One serving U.S. official said the chart seemed “delusional” in its measure of the State Department and Tillerson’s influence in policy making. The Defense Department and the White House itself are major players in crafting U.S. foreign policy; and in the case of Tillerson, he’s clashed with Trump on so many levels — even reportedly calling the president a “moron” — that his very future at State is in question.
“This would be a challenging process to manage effectively for even the most powerful and skilled secretary of state, and we don’t have that right now,” said Derek Chollet, who was a deputy director of the Policy Planning Staff under former Secretary of State Hillary Clinton. “I don’t understand how this comports with any reality that we’re aware of.”
The State Department’s Policy Planning Staff was created in 1947 by legendary diplomat George Kennan at the request of then-Secretary of State George C. Marshall. It’s supposed to be an independent source of analysis and often acts as a second opinion on policy for the secretary.
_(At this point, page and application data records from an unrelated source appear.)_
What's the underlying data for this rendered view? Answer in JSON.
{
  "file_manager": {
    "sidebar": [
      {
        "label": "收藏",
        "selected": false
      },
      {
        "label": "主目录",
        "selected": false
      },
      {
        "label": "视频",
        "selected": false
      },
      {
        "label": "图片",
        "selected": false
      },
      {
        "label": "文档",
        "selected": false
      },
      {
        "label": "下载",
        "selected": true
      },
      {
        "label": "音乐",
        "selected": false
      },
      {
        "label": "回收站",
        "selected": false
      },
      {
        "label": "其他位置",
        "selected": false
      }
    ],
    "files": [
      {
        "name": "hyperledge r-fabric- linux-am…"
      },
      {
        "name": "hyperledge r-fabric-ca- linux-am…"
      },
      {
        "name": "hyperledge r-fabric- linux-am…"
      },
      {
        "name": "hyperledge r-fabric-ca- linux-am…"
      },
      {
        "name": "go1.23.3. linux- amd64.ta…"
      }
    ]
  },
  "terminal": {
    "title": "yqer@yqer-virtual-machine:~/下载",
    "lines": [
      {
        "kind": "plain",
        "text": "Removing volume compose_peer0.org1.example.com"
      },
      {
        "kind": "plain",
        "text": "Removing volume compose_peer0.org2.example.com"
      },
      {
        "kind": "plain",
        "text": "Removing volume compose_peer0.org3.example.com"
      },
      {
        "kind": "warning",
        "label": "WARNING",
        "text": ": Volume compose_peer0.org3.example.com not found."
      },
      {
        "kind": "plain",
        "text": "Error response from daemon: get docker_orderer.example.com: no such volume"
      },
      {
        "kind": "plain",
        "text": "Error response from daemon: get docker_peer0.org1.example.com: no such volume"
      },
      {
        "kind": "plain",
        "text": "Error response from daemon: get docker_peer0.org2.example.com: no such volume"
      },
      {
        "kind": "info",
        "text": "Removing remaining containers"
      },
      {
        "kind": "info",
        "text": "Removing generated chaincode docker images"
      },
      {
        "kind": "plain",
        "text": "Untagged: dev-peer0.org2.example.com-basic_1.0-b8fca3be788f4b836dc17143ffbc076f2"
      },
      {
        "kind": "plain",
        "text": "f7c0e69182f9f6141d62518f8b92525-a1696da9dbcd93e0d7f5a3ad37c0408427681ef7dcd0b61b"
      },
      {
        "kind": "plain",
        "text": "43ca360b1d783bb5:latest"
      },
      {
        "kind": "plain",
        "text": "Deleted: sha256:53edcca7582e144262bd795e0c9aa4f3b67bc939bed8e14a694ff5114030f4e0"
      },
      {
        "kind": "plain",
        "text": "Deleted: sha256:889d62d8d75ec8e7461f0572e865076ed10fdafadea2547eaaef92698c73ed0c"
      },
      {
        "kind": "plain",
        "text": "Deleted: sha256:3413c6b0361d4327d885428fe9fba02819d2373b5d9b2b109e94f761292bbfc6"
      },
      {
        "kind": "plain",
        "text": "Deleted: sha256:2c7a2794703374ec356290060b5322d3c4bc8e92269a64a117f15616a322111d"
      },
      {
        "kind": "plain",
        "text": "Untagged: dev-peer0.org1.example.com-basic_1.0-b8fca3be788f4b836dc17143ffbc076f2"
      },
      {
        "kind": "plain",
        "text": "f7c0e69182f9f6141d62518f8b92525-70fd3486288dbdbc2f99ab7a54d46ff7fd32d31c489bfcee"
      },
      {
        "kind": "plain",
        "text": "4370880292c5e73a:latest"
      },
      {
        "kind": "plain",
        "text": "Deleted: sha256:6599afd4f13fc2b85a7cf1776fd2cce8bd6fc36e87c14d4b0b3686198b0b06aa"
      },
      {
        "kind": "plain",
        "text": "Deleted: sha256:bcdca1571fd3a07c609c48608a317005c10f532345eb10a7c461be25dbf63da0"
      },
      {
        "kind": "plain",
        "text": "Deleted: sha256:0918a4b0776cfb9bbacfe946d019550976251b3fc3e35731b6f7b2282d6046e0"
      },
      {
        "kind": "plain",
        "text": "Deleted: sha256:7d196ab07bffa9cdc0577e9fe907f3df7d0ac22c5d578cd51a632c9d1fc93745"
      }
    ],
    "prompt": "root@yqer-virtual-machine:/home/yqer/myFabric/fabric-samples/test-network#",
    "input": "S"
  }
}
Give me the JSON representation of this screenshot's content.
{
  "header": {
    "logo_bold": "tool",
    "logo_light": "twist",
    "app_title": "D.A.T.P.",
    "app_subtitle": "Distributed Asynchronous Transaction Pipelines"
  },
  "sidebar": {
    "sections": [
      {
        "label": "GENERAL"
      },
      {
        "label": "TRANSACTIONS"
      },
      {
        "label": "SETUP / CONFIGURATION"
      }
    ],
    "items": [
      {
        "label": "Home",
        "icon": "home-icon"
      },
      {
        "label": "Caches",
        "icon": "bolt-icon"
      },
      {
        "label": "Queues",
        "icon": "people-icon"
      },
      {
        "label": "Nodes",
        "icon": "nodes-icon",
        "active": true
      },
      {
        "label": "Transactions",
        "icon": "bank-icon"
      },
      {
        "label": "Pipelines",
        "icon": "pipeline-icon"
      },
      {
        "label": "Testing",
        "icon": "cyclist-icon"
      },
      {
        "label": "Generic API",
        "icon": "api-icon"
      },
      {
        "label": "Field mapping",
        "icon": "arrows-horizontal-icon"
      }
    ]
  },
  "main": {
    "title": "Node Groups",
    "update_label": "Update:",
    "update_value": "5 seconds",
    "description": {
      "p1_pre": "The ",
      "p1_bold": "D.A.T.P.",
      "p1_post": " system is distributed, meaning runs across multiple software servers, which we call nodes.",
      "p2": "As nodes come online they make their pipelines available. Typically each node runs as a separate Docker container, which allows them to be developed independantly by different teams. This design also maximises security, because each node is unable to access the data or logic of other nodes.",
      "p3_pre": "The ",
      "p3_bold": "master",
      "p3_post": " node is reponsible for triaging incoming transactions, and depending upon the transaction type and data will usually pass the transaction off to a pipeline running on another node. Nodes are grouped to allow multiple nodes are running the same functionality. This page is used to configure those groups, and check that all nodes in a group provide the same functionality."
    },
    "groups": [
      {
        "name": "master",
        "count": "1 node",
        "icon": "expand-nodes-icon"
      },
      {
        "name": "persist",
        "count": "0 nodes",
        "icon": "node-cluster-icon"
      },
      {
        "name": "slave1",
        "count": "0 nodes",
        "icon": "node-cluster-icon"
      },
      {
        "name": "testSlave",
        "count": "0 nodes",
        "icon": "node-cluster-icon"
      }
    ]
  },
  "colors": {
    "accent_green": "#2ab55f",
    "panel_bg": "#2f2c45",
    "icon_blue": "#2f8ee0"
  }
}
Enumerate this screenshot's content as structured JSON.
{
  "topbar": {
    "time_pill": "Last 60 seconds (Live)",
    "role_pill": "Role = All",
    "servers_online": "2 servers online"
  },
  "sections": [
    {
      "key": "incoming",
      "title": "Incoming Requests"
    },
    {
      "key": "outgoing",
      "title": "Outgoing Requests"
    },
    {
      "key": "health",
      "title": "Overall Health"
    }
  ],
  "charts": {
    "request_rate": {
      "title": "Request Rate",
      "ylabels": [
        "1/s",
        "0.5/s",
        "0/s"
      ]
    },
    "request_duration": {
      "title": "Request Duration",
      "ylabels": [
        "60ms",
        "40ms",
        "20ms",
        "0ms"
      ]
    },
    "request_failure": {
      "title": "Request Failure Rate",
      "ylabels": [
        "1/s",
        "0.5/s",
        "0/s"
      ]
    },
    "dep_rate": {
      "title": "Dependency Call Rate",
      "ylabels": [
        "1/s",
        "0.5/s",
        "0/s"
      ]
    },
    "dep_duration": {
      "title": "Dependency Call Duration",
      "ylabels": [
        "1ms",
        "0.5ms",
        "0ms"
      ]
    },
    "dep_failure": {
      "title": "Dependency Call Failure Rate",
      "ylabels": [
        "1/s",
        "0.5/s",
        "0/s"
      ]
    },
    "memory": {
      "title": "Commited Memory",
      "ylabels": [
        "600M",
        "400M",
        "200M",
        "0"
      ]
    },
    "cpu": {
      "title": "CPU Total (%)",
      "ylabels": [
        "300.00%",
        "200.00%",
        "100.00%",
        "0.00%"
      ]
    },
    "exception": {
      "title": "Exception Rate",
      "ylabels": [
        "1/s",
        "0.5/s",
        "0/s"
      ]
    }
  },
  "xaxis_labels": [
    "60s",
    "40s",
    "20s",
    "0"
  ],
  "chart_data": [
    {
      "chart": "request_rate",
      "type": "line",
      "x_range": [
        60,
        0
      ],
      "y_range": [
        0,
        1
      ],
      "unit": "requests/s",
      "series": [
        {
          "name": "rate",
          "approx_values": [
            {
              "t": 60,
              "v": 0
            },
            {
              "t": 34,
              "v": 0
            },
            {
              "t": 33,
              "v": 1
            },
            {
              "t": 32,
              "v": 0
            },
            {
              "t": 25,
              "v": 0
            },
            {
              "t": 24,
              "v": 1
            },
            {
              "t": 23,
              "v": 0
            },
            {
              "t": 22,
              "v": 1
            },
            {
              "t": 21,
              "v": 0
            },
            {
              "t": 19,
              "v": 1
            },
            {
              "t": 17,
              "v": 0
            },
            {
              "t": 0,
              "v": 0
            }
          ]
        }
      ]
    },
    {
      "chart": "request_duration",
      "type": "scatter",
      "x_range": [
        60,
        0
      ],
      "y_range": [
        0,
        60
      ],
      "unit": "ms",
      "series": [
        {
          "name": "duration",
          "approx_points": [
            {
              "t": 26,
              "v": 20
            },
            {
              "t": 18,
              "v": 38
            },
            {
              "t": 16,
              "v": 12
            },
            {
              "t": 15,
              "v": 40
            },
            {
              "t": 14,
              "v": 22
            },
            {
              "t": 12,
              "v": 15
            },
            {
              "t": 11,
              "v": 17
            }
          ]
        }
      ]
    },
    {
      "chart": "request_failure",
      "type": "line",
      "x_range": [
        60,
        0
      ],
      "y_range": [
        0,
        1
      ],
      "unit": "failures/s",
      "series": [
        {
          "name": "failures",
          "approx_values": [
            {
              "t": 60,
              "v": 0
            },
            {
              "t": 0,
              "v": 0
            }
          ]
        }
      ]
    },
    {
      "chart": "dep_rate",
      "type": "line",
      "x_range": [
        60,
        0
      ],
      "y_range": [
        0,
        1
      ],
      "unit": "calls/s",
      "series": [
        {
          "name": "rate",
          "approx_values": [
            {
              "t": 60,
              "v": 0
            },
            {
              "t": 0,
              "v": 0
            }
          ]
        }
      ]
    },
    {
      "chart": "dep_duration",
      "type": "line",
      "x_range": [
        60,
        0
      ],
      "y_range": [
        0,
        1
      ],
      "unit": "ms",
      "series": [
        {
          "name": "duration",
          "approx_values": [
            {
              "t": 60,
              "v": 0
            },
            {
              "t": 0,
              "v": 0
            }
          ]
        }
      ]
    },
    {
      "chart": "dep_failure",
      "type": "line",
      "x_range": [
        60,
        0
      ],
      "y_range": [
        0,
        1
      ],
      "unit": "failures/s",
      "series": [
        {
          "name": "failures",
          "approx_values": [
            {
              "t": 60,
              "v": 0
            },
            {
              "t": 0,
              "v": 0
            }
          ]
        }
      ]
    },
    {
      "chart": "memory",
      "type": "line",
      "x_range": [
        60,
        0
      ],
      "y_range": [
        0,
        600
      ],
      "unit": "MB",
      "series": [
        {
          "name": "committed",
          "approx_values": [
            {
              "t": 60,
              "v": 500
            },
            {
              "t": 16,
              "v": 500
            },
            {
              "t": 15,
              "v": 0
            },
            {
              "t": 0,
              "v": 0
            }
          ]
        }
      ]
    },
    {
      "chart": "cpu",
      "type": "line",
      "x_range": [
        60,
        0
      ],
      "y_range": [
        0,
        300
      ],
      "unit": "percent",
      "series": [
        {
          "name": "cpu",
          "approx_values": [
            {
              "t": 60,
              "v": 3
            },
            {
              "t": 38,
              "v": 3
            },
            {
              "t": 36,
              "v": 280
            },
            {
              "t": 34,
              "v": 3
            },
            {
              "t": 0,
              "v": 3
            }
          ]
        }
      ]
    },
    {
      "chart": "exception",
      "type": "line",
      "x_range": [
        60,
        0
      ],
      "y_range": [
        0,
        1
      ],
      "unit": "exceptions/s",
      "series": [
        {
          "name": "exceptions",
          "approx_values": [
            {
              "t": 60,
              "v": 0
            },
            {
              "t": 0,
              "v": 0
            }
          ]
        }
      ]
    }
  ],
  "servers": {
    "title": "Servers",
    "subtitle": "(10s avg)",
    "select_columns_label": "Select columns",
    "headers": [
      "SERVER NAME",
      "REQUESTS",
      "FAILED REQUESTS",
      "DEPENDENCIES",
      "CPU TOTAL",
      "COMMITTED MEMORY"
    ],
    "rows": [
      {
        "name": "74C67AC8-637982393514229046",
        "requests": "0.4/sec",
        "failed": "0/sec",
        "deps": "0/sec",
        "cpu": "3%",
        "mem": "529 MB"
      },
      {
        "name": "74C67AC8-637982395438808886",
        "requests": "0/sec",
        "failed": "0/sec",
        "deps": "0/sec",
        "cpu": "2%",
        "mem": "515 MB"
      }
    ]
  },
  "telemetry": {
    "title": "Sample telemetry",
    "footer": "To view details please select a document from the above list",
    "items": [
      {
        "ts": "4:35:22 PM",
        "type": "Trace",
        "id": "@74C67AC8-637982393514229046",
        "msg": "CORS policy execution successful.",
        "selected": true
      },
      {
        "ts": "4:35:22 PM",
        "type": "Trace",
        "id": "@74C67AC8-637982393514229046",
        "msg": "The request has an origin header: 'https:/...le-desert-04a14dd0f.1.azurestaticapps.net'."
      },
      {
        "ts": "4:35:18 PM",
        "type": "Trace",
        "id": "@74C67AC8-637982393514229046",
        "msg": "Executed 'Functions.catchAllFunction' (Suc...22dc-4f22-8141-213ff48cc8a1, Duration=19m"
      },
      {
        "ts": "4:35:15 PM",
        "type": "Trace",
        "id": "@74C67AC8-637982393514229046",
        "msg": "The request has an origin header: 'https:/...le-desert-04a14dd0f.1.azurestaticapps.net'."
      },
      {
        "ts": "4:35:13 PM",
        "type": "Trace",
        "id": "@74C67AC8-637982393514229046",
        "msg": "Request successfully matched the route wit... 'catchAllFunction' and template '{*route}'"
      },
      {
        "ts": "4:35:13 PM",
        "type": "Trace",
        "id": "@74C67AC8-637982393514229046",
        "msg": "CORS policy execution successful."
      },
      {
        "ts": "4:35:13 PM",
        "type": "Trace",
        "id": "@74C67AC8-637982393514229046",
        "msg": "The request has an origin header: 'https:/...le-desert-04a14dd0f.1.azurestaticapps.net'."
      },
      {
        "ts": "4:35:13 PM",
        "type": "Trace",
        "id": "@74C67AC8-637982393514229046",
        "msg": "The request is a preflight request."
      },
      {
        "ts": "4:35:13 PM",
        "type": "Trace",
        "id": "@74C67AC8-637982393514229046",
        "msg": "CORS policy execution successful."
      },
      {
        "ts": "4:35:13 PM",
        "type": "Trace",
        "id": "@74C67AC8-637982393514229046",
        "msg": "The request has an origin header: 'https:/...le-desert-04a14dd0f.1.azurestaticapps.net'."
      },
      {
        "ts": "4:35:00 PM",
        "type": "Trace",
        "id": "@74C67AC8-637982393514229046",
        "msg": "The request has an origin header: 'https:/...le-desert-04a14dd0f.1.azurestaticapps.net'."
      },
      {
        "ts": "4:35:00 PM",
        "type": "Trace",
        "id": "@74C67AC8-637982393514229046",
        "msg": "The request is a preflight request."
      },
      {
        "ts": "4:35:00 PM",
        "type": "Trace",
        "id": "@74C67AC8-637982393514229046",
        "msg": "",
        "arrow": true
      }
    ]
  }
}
According to the department’s own explanation, Policy Planning tends to “take a longer term, strategic view of global trends.”
Various secretaries of state have employed the office in different ways. It was considered unusually active under James Baker, when George H.W. Bush was president. It was also considered relatively active when Hillary Clinton was secretary of state.
But former and current U.S. officials said that, even in those days, the Policy Planning Staff worked hand in hand with other divisions at State instead of supplanting them. A case in point was the “pivot to Asia” strategy publicly articulated by Clinton — but widely considered the brainchild of then-Assistant Secretary of State for East Asian and Pacific Affairs Kurt Campbell.
Hook's role at State is drawing increasing scrutiny from lawmakers, many of whom are troubled by Tillerson’s slowness in filling the many vacant assistant secretary and other leadership positions at State. The jobs remain unfilled as Tillerson is working on a plan to restructure and streamline the entire department.
Hook and his crew on the Policy Planning Staff — which numbers around two dozen, according to the State Department’s website — wield unusual power in part because so many key jobs are empty or held by diplomats on an acting basis. And unlike assistant secretaries or other top officials, Hook’s position doesn’t require Senate confirmation, which troubles some on Capitol Hill.
Observers say Hook, viewed as a relatively mainstream Republican, is running ragged trying to meet the demands placed on him.
“Hook is like a one-man band frantically, albeit valiantly, trying to play all the instruments, as competent and experienced musicians are made to stand on the sidelines,” one U.S. official said.
There have been reports that Tillerson, as part of a broader effort to restructure the State Department, wants to greatly expand the size of the Policy Planning Staff. The department did not immediately respond to questions about those reports. Still, even the possibility is meeting resistance among some lawmakers.
Last month, Democratic Sen. Jeanne Shaheen of New Hampshire tacked an amendment onto a State Department appropriations bill that seeks to limit the size of the Policy Planning Staff, subject to certain conditions. The broader bill, which was approved by the Senate Appropriations Committee, also largely rejected Trump's effort to slash the State Department's funding by a third.
This article was originally published by Politico -